Low back pain, one of the major causes of disability, is estimated to affect more than 632 million people around the world and the costs incurred through medical care and lost productivity are enormous. Offering hope to the millions of chronic low back pain sufferers are the findings of a study by the Osteopathic Research Center at the UNT Health Science Center in Fort Worth (UNTHSC). According to the research team, osteopathic manual treatment (OMT) can help alleviate moderately to substantially the level of pain and reduce the intake of prescription medication.
The UNTHSC study, the results of which were published in the Annals of Family Medicine, included 455 adults suffering from chronic low back pain. The researchers used OMT and ultrasound therapy in six treatment sessions over the course of 12 weeks. The patients in the ultrasound therapy group did not experience improvement in their condition. However, those who received the hands-on treatment reported a significant reduction in pain levels, lower use of prescription drugs and greater satisfaction with the care provided during the study. Almost two-thirds of the OMT group experienced a 30% reduction in pain and half had their pain level brought down by 50%.
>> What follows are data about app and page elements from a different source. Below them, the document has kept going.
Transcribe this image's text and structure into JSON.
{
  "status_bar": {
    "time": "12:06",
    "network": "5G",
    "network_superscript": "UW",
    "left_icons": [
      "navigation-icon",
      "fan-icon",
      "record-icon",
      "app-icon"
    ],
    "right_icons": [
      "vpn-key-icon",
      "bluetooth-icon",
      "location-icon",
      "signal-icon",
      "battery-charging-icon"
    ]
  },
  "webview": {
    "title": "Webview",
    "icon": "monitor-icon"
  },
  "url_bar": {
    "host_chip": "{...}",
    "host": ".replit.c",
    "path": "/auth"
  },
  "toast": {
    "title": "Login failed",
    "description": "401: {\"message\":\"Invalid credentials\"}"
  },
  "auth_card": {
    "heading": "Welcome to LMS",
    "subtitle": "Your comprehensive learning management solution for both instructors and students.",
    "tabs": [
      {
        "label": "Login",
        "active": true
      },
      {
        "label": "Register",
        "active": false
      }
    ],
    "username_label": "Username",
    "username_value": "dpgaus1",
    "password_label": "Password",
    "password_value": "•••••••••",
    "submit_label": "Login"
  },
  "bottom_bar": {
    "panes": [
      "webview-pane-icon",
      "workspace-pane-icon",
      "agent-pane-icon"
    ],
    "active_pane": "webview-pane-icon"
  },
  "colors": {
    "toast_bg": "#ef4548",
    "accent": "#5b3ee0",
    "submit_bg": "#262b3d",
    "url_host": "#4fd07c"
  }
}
John Licciardone, DO, one of the authors of the study, noted that patients with higher levels of pain experienced even greater reductions. This indicates that OMT is not only an effective pain relief option but it produces even better results for people in greater pain. Hands-on treatment has the added bonus of producing few side effects and necessitating less prescription medication, Licciardone added.